William T. Regenold,1 Pornima Phatak,1 Michael J. Makley,2 Roger D. Stone,3 and Mitchel A. Kling4
1University of Maryland School of Medicine, Department of Psychiatry, Division of Geriatric Psychiatry, and the Baltimore Veterans Affairs Medical Center, Research Service, Baltimore, MD 21201, USA
2University of Maryland School of Medicine, Department of Neurology, Comprehensive Multiple Sclerosis Center Baltimore, MD 21201, USA
3National Institute of Neurological Disorders and Stroke, Neuroimmunology Branch, Bethesda, MD, USA
4Wyeth Pharmaceuticals, Division of Clinical Translational Medicine. Formerly, National Institute of Mental Health, Clinical Neuroendocrinology Branch, Bethesda, MD, USA
This was published in the Journal of Neurological Sciences in December 2008. These authors talk about the evidence of mitochondrial dysfunction in those with progressive MS. Quoting from their abstract: "... the extra-mitochondrial glucose metabolism increases with impaired mitochondrial metabolism of glucose, these findings implicate mitochondrial dysfunction in the pathogenesis of MS disease progression. CSF metabolic profiling may be useful in clarifying the role of mitochondrial pathology in progression and in targeting and monitoring therapies for disease progression that aim to preserve or boost mitochondrial glucose metabolism."

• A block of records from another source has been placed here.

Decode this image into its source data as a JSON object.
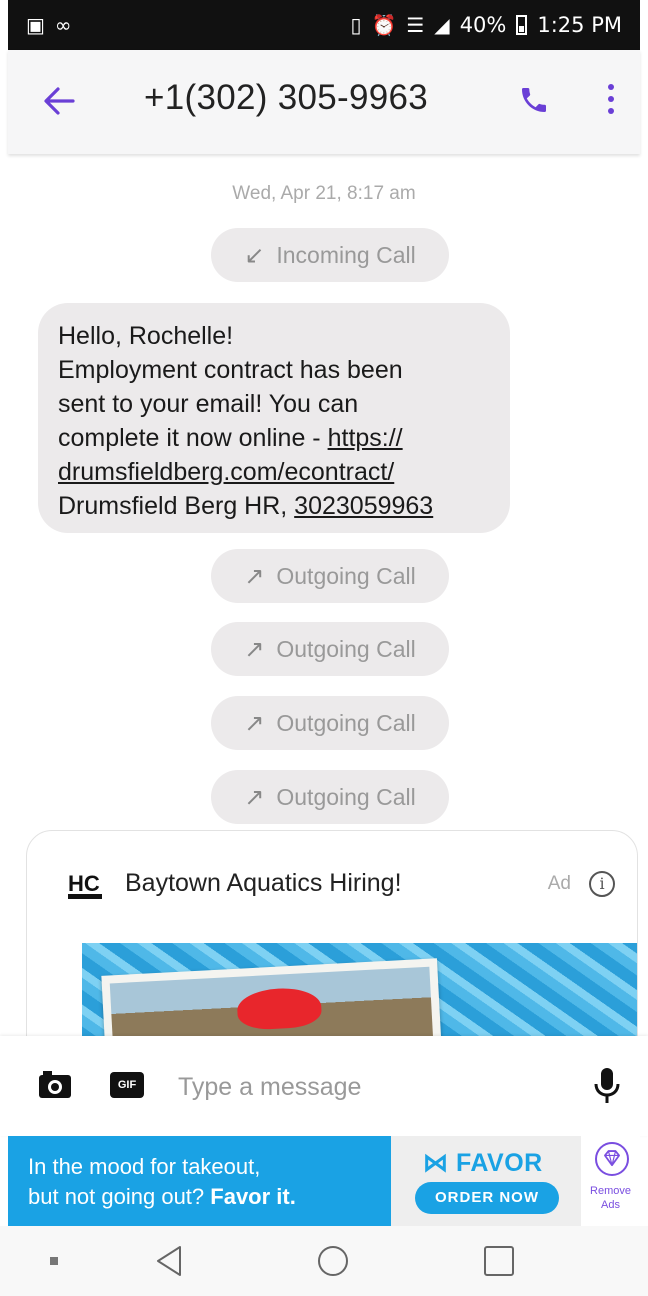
{
  "status_bar": {
    "left_icons": [
      "image-icon",
      "voicemail-icon"
    ],
    "right_icons": [
      "vibrate-icon",
      "alarm-icon",
      "wifi-icon",
      "signal-icon"
    ],
    "battery": "40%",
    "time": "1:25 PM"
  },
  "header": {
    "title": "+1(302) 305-9963",
    "icons": [
      "back-arrow-icon",
      "phone-icon",
      "more-vert-icon"
    ]
  },
  "conversation": {
    "date": "Wed, Apr 21, 8:17 am",
    "incoming_call": {
      "label": "Incoming Call",
      "icon": "arrow-down-left-icon"
    },
    "message": {
      "line1": "Hello, Rochelle!",
      "line2": "Employment contract has been",
      "line3": "sent to your email! You can",
      "line4": "complete it now online - ",
      "link_part1": "https://",
      "link_part2": "drumsfieldberg.com/econtract/",
      "signature": "Drumsfield Berg HR, ",
      "phone_link": "3023059963"
    },
    "outgoing_calls": [
      {
        "label": "Outgoing Call",
        "icon": "arrow-up-right-icon"
      },
      {
        "label": "Outgoing Call",
        "icon": "arrow-up-right-icon"
      },
      {
        "label": "Outgoing Call",
        "icon": "arrow-up-right-icon"
      },
      {
        "label": "Outgoing Call",
        "icon": "arrow-up-right-icon"
      }
    ]
  },
  "ad_card": {
    "logo_text": "HC",
    "title": "Baytown Aquatics Hiring!",
    "label": "Ad",
    "info_icon": "info-icon"
  },
  "composer": {
    "placeholder": "Type a message",
    "gif_label": "GIF",
    "icons": [
      "camera-icon",
      "gif-icon",
      "mic-icon"
    ]
  },
  "banner_ad": {
    "line1": "In the mood for takeout,",
    "line2_plain": "but not going out? ",
    "line2_bold": "Favor it.",
    "brand": "FAVOR",
    "cta": "ORDER NOW",
    "remove_line1": "Remove",
    "remove_line2": "Ads",
    "colors": {
      "brand_blue": "#1aa2e4",
      "accent_purple": "#7a4ee0"
    }
  },
  "nav_bar": {
    "icons": [
      "square-dot-icon",
      "nav-back-icon",
      "nav-home-icon",
      "nav-recents-icon"
    ]
  },
  "colors": {
    "accent": "#6a3fd6",
    "bubble_bg": "#eceaeb"
  }
}
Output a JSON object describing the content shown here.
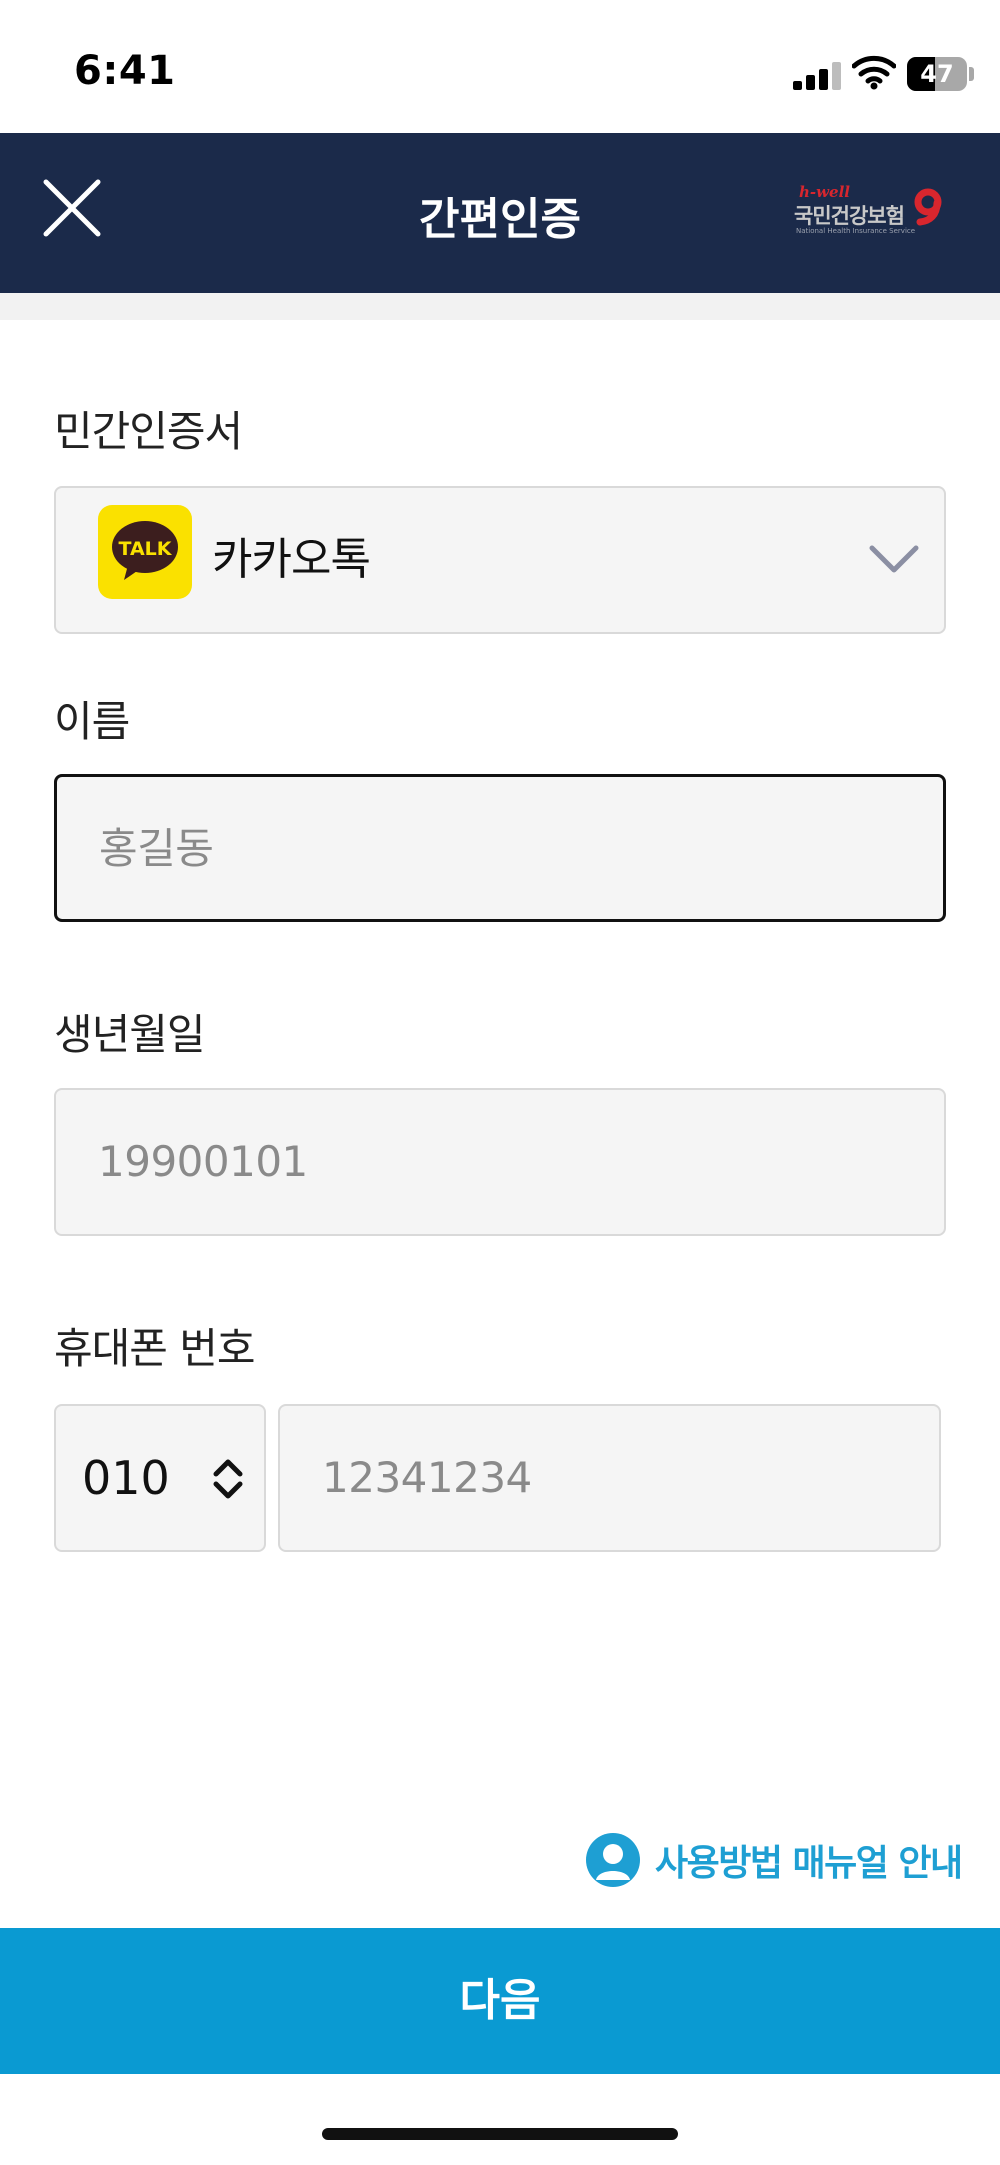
{
  "status_bar": {
    "time": "6:41",
    "battery": "47",
    "battery_level": 0.47
  },
  "header": {
    "title": "간편인증",
    "brand": {
      "tagline": "h-well",
      "name": "국민건강보험",
      "subtitle": "National Health Insurance Service"
    }
  },
  "form": {
    "certificate": {
      "label": "민간인증서",
      "selected": "카카오톡",
      "icon_text": "TALK",
      "icon": "kakaotalk-icon"
    },
    "name": {
      "label": "이름",
      "placeholder": "홍길동"
    },
    "birth": {
      "label": "생년월일",
      "placeholder": "19900101"
    },
    "phone": {
      "label": "휴대폰 번호",
      "prefix": "010",
      "placeholder": "12341234"
    }
  },
  "manual_link": "사용방법 매뉴얼 안내",
  "next_button": "다음",
  "colors": {
    "header_bg": "#1b2a4a",
    "accent": "#0a9ad2",
    "kakao": "#fae100",
    "link": "#1e9fd3"
  }
}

This is yet another bit of evidence which supports my theory that mitochondrial health have a large role to play in progressive multiple sclerosis. It may not be the whole story - inflammation is probably a factor also. But fixing one's mitochondria is probably a very important long term strategy.